Everybody says that writing fantasy is easy.
You don’t have to do research, and you can create just about anything your imagination conjures. It’s all nonexistent anyway, right? As a writer of speculative fiction, both fantasy and science-fiction, I can say from my experience: quite to the contrary. I think fantasy is one of the most difficult genres to write.
While other genre writes can set their novels in known places, fantasy writers have to research everything.
To create their setting they need to understand politics, physics, economy, geology, climate … and the list goes on. Of course one could point out, that many of the fantasy settings, especially the ones creating a secondary world, break the rules of our reality, and that is true, but a good fantasy world has its own rules that control it as tightly as the rules of our world.
There is a lot of fun in the world building, but there’s a lot of work too.
A castle in the middle of icy wastelands? Wait, what will the people eat there? And suddenly it’s time to read about Greenland. Could people live in a volcanic world? What would they need to survive? Human anatomy, chemistry and physics research are about to start. How about flying people? Can they just be given wings? No, their bones probably would have to be lighter … Would they break more easy? Looks like finding information on birds will come in handy.
And then, there’s magic: the force with no equivalent in the reality (at least scientists have not observed, and measured it yet!)
It still has to follow some rules. We might not know it in our world, but for the characters magic should be like physics: they might understand it more or less accurately, but it’s a part of their world. Where does it come from? How is it used? What is the price for it and what are the limitations? Would it behave according to the first law of thermodynamics? Oh my, do I even remember what that law exactly was?
Not all these things, so thoroughly considered and pieced together, will ever make it into the story, but they are in the background, making the world coherent and believable.
They add the flavor of “real” to the unique taste of a fantasy world. And even though fantasy requires the reader to give in the “unreal” parts of the world, it doesn’t mean a writer shouldn’t strive to make it plausible. A great story might carry few questionable plot solutions or aspects of the world, putting showers in the primeval village in the desert might stretch the reader’s willingness to accept the created world a bit thin.

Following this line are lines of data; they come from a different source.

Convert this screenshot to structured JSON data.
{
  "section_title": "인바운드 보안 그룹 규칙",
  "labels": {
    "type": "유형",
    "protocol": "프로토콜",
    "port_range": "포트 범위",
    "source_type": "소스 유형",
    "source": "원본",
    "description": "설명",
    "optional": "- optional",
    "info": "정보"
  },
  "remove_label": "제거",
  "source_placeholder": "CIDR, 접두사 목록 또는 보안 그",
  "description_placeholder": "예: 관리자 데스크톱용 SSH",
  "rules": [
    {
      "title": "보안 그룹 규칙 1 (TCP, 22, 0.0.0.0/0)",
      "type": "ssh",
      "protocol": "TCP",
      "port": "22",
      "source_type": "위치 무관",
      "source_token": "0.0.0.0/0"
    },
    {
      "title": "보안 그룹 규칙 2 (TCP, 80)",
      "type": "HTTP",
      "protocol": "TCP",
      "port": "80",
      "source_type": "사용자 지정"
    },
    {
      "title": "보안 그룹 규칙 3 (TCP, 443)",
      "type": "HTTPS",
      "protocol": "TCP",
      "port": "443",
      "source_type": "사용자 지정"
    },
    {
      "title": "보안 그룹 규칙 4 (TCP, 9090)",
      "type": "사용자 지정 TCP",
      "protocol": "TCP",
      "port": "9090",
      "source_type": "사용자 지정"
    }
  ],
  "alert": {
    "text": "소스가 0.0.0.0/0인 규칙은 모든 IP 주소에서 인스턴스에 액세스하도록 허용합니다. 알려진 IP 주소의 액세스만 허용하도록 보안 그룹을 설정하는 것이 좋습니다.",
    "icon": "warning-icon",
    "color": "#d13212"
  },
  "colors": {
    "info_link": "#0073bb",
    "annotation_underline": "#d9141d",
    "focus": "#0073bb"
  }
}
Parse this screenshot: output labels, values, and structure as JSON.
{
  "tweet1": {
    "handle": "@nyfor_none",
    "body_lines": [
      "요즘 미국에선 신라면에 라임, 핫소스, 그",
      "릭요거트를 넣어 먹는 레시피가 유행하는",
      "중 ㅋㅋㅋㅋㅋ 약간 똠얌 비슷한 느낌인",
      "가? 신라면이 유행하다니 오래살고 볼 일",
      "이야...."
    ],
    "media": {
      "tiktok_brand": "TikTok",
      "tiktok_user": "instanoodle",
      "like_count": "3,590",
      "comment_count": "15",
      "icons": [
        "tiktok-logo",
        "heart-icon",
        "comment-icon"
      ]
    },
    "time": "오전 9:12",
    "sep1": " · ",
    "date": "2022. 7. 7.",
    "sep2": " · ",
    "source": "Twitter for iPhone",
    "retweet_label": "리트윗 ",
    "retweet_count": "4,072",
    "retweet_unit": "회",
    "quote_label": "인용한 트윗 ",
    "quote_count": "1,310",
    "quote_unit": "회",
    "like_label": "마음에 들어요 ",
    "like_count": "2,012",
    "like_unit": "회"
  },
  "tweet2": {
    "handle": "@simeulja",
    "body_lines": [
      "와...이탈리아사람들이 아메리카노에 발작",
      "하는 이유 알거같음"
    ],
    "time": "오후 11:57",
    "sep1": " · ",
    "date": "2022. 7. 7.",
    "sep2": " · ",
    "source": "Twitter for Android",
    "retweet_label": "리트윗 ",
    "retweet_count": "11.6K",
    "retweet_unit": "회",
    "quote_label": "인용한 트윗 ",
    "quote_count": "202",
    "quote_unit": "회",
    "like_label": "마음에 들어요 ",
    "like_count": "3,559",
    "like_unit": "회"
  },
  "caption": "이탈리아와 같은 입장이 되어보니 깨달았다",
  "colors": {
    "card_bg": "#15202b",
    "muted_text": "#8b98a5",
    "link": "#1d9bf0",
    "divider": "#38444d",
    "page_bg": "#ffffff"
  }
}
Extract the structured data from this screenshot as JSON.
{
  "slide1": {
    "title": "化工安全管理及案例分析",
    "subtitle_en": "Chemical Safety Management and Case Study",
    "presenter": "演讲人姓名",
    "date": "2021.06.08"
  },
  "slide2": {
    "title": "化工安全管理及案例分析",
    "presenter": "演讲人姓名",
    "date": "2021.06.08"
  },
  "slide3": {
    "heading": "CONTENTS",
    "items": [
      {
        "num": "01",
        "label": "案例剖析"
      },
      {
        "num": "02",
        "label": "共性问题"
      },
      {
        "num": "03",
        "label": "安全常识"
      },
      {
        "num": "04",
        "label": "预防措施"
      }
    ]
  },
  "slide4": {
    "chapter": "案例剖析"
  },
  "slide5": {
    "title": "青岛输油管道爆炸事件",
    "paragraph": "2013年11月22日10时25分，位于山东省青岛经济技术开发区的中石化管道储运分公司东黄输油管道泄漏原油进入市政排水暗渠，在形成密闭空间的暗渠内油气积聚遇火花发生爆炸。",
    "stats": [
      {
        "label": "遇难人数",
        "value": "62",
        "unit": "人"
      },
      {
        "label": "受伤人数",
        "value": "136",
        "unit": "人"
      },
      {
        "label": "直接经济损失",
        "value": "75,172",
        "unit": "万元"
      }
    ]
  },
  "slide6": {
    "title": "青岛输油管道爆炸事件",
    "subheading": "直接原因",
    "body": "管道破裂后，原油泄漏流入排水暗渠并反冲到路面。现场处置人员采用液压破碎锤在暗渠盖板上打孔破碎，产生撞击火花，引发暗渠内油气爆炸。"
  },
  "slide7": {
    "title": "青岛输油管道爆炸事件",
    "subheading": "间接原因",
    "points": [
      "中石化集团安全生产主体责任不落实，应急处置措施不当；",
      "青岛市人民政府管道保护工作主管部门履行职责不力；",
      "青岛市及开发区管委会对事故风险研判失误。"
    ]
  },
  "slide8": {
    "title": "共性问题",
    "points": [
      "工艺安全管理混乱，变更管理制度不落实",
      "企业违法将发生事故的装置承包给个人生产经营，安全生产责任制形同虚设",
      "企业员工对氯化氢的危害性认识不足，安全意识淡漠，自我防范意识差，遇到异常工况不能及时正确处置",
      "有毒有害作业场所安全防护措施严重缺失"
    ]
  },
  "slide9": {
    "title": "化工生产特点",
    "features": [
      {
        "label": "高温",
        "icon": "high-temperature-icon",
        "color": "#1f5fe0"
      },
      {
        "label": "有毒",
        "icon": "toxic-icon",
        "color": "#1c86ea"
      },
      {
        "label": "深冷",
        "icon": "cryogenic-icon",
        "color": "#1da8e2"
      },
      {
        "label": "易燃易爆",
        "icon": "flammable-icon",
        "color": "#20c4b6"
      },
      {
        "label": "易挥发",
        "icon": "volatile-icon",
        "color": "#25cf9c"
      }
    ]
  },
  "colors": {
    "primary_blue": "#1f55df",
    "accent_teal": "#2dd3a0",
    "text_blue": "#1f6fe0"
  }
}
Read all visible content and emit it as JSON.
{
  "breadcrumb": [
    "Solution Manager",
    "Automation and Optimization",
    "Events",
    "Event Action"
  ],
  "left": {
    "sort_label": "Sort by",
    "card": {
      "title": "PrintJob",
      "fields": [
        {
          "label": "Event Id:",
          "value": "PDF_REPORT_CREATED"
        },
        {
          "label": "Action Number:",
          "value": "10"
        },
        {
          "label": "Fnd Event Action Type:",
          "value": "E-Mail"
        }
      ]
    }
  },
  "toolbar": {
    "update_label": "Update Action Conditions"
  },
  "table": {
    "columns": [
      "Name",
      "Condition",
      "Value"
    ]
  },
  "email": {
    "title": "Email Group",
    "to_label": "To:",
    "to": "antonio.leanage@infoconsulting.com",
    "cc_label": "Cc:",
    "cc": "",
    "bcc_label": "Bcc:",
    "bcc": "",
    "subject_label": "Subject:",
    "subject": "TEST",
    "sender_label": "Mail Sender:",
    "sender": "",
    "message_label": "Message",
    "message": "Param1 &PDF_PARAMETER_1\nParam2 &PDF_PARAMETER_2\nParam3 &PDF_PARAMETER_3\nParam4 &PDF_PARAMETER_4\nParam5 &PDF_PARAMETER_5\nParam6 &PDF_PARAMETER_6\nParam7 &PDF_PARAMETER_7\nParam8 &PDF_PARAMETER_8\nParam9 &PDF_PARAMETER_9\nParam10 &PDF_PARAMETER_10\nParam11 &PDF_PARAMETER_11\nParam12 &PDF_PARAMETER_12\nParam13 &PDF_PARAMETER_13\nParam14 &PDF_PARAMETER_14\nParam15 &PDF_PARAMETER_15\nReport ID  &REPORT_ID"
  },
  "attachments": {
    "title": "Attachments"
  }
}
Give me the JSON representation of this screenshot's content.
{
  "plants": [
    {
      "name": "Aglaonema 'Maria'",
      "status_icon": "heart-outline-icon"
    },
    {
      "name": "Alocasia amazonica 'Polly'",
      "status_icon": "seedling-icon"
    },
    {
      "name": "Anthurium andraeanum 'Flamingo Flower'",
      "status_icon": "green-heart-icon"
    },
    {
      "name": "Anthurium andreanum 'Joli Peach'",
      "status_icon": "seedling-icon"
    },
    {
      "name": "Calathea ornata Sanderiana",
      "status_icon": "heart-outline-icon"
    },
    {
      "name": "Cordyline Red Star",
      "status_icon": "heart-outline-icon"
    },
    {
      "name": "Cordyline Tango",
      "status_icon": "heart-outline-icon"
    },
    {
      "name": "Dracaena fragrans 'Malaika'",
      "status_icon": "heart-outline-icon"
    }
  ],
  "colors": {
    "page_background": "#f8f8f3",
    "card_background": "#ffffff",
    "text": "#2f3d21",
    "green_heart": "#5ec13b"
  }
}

I write fantasy and science-fiction, because the speculative fiction not only carries me and my readers to the unexplored worlds, but also encourages me to learn more and more about our own reality in all its aspects.
Did you know Mayans were lactose intolerant? I didn’t know either until I had to research their ancient culture for a story. I probably won’t pick up wood carving as my additional hobby, but I do know which wood is the best and all the steps of preparing it, because a character happened to carve wooden sculptures. I admit to have cheated a bit, adding magic powder for quick-drying the logs, since she couldn’t wait for months for it to dry … but I kept the rest real, for the readers to believe my world makes sense.
And this is how well-written fantasy should be: unreal, otherworldly, amazing, mind-blowing and … still believable.
Seasoned readers of the genre will instantly know whether the author did their research, and thought not only their plot, but also their world through. So if you still think writing fantasy is easy, try to plan a diet for those biologically adapted people who live on the volcanic planet with little oxygen and a lot of sulfur in the air…
Come to think of that, I might do so to. In the end, being a fantasy writer means I’m excited how the worlds—all the worlds my imagination can conjure—work, because there are so many stories hidden there, still waiting to be told.
Joanna Maciejewska was born in Poland, and spend there a bit over a quarter of her life before moving over to Ireland. She studied primary school teaching and entholinguistics, and currently works as a video games localization specialist. When she’s not busy translating and tracking text bugs in the games, she reads, plays video games, does arts and crafts, and— of course—writes, both in Polish and English. She’s been published in main Polish magazines (“Nowa Fantastyka”, “Fantasy, Science-Fiction i Horror” and “Esensja”) and anthologies, both in print and digitally. She has short stories in English published in Fiction Vortex and the anthology “Of the Dead and Dying: Tales of the Apocalypse”. You can find her on Twitter: @Melfka and Goodreads, or visit her site at Melfka.com.